:: Provided data

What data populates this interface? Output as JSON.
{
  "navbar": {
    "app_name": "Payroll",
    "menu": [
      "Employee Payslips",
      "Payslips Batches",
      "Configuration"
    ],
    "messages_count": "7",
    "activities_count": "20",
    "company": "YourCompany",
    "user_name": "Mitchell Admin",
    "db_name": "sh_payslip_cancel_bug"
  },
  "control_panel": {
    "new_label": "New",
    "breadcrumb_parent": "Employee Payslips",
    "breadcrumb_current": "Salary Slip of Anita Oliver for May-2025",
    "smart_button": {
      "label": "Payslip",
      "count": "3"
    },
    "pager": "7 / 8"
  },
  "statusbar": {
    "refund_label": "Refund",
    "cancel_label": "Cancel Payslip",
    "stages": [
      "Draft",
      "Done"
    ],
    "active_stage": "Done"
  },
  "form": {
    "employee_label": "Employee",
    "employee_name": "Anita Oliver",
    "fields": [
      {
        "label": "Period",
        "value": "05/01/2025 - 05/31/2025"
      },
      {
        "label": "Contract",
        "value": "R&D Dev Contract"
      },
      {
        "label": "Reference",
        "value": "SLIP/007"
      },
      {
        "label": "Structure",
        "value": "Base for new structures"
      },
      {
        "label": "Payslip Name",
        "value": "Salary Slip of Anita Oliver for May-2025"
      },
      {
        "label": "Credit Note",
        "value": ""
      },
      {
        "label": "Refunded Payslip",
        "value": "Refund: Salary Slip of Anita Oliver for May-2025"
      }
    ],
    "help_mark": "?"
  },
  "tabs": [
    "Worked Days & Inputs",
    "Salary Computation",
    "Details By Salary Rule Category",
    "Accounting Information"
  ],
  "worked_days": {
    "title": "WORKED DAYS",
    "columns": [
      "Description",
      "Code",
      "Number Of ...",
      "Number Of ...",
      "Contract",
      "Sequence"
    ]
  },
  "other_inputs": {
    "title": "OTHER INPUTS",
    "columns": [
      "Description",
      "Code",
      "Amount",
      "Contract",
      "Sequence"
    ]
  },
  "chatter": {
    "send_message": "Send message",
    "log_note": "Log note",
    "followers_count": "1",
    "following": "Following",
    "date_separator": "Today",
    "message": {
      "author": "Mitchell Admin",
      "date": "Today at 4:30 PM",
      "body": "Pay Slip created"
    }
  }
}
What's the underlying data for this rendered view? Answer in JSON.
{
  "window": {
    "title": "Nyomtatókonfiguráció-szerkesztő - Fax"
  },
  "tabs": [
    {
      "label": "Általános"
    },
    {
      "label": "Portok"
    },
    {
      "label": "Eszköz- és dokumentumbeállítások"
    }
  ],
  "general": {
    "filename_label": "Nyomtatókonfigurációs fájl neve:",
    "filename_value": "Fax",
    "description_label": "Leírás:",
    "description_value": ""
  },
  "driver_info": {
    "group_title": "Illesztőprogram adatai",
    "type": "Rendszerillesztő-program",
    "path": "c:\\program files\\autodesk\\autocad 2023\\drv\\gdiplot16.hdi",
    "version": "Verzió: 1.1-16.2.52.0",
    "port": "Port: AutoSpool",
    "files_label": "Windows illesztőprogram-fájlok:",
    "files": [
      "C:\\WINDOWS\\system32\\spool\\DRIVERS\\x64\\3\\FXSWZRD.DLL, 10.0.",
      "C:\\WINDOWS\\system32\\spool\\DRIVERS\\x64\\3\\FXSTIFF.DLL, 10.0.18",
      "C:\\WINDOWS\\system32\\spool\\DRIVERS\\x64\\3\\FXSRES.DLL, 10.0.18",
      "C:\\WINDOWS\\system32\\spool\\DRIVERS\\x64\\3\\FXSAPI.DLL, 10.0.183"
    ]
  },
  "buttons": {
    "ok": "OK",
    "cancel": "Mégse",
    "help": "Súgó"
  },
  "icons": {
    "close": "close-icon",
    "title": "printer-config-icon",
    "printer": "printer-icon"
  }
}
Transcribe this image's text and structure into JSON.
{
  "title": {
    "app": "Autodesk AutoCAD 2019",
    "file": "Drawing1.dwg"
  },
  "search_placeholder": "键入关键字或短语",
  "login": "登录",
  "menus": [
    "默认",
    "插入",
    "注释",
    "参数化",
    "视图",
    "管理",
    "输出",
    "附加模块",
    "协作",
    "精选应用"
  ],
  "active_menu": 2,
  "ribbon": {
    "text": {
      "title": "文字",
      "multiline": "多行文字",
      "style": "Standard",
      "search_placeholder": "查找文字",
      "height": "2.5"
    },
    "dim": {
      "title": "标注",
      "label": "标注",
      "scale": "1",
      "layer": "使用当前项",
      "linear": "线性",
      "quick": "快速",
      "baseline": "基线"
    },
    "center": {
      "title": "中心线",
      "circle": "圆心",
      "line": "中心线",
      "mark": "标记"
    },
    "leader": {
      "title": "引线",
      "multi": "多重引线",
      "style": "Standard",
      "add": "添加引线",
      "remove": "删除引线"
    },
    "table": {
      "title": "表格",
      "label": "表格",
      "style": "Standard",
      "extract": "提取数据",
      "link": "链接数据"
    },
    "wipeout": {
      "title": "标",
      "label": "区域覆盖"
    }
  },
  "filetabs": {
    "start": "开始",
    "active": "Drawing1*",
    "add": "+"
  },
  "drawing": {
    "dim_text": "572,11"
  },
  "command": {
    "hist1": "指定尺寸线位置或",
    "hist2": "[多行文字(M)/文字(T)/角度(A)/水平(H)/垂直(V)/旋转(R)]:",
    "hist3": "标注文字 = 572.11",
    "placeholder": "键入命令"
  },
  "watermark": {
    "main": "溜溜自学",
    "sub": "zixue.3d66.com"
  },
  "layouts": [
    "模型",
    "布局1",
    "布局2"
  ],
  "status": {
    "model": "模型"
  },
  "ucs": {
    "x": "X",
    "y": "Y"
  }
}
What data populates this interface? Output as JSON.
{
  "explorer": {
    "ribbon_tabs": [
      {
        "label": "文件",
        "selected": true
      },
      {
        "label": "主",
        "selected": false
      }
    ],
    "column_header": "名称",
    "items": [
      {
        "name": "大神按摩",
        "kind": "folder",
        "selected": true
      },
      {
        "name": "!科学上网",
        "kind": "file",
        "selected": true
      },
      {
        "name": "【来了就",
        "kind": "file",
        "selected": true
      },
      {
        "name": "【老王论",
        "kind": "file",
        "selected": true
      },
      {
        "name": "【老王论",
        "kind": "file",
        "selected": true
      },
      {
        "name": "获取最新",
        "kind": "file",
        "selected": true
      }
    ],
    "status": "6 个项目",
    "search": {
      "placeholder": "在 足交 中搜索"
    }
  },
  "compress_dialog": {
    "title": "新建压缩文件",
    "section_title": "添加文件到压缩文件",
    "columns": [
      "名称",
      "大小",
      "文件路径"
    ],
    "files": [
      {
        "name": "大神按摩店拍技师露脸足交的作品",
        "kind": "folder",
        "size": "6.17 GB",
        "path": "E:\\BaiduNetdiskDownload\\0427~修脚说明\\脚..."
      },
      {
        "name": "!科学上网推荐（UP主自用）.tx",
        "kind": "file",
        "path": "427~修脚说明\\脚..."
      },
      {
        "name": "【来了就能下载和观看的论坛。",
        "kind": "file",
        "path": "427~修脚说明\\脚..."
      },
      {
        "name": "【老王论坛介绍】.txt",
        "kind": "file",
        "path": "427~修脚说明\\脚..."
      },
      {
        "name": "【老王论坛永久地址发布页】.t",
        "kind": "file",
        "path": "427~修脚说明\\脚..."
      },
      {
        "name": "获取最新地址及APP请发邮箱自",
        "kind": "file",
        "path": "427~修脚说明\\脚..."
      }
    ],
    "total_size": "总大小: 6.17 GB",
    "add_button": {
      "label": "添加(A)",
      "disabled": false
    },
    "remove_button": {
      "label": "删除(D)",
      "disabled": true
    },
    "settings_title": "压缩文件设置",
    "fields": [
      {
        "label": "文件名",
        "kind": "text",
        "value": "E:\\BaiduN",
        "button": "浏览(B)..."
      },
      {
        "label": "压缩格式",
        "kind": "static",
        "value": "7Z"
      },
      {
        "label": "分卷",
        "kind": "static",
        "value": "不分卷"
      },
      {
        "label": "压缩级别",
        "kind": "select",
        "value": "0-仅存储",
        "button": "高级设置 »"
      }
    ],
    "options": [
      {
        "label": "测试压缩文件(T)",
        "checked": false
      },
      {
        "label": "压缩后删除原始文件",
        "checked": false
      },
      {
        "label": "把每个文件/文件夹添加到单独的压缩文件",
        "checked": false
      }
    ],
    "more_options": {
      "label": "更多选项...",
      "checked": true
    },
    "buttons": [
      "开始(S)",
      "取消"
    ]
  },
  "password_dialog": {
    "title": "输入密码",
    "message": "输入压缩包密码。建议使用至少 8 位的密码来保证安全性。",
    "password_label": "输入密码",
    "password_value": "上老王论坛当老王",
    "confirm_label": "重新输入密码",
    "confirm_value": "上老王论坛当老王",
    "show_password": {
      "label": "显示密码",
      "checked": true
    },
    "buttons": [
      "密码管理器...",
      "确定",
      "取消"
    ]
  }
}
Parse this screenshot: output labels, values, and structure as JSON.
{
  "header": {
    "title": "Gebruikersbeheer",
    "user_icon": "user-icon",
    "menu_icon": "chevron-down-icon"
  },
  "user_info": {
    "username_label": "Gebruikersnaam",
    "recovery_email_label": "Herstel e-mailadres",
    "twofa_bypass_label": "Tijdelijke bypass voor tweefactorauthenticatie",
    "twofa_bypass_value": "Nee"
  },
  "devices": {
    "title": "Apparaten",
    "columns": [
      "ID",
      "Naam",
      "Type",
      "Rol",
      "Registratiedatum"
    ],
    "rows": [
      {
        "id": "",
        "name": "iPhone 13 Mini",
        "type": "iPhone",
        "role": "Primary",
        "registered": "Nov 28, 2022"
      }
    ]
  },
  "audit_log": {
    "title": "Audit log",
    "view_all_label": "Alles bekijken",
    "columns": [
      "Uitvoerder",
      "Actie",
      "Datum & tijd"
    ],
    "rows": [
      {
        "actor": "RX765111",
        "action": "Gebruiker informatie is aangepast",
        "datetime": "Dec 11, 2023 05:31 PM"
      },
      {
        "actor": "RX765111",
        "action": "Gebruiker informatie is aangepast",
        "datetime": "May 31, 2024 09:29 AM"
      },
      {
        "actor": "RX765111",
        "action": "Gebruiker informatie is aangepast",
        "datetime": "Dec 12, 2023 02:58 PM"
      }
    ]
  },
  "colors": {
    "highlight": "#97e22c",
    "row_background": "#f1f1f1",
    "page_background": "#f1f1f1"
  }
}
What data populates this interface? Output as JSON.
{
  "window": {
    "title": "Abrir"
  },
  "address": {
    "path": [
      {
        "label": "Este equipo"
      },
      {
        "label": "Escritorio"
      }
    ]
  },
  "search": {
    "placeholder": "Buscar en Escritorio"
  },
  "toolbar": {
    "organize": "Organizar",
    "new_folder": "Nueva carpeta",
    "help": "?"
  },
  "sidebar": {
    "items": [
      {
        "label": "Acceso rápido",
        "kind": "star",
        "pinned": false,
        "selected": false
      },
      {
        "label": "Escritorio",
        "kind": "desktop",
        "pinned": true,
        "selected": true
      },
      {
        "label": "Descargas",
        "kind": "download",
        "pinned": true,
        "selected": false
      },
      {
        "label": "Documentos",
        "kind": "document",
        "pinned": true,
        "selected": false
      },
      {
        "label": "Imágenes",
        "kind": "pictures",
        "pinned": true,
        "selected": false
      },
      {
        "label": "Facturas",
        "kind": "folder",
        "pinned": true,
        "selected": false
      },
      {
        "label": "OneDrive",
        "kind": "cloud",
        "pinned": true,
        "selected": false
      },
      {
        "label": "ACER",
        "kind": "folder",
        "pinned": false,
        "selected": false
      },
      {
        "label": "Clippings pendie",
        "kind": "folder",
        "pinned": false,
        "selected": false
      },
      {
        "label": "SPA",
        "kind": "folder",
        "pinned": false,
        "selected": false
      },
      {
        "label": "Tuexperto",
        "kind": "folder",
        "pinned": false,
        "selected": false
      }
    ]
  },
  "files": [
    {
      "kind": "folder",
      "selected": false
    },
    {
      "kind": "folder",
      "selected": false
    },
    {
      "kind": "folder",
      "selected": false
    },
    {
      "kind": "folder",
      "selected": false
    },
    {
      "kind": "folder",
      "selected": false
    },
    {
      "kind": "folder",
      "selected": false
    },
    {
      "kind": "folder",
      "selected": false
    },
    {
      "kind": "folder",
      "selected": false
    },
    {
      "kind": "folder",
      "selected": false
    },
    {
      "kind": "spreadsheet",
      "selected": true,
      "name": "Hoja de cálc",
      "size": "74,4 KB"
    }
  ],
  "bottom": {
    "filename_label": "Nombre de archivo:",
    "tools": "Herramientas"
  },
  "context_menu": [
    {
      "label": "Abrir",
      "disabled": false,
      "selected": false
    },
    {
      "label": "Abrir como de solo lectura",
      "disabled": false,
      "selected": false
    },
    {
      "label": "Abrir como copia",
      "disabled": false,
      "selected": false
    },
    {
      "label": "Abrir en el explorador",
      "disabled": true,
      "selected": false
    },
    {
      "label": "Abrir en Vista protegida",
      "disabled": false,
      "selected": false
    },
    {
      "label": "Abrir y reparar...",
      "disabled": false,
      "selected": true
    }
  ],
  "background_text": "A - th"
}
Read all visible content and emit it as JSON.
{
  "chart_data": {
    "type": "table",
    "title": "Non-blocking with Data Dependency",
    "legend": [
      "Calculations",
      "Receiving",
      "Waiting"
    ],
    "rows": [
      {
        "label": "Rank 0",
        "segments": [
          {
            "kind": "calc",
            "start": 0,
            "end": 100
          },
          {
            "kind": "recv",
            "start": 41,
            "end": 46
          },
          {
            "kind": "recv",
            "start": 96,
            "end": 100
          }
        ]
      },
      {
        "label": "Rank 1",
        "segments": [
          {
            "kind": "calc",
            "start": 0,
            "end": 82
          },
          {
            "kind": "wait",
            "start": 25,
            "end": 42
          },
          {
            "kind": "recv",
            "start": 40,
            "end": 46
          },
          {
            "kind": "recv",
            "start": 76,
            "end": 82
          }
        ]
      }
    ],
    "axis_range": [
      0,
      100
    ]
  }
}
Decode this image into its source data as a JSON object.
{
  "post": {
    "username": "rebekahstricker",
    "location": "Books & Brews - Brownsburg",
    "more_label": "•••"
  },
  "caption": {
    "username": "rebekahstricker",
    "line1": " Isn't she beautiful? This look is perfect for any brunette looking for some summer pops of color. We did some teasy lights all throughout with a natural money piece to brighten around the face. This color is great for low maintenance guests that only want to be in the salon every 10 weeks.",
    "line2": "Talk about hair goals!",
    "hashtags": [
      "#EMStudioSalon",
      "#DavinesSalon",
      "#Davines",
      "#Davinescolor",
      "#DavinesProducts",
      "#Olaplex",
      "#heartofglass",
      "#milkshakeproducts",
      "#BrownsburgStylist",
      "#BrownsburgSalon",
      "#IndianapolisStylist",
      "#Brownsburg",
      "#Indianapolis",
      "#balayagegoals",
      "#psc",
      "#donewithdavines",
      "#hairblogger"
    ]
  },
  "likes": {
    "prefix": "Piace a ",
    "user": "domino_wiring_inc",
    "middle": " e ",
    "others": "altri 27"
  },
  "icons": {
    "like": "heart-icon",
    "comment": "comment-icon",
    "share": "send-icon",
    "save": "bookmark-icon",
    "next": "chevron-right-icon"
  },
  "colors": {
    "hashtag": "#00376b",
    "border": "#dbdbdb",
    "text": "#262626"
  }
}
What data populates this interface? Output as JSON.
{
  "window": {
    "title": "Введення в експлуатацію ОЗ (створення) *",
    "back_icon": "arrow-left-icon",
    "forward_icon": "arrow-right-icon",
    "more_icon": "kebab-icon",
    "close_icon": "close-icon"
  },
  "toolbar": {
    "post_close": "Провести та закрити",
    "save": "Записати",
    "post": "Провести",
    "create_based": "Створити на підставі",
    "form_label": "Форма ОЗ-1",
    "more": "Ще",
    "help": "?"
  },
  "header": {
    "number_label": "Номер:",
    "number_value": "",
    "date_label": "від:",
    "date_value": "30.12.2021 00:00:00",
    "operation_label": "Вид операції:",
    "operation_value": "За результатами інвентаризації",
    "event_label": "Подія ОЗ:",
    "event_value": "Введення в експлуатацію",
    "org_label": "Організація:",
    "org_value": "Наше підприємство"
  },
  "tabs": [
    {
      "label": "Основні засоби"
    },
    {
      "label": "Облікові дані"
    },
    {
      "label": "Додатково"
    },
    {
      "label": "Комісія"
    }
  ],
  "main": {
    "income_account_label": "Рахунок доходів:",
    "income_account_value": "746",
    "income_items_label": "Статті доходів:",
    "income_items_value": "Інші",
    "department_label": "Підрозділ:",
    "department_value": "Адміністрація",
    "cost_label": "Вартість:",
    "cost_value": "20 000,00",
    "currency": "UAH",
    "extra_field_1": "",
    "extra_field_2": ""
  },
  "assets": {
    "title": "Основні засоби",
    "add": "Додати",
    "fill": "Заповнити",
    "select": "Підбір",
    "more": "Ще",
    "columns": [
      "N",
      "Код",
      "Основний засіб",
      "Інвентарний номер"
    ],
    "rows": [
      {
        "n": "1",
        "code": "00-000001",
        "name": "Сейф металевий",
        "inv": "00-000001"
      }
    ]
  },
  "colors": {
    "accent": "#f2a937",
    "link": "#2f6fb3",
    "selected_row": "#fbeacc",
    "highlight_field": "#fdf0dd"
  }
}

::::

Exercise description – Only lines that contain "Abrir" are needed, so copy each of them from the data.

Response to the task –
    "title": "Abrir"
      "label": "Abrir",
      "label": "Abrir como de solo lectura",
      "label": "Abrir como copia",
      "label": "Abrir en el explorador",
      "label": "Abrir en Vista protegida",
      "label": "Abrir y reparar...",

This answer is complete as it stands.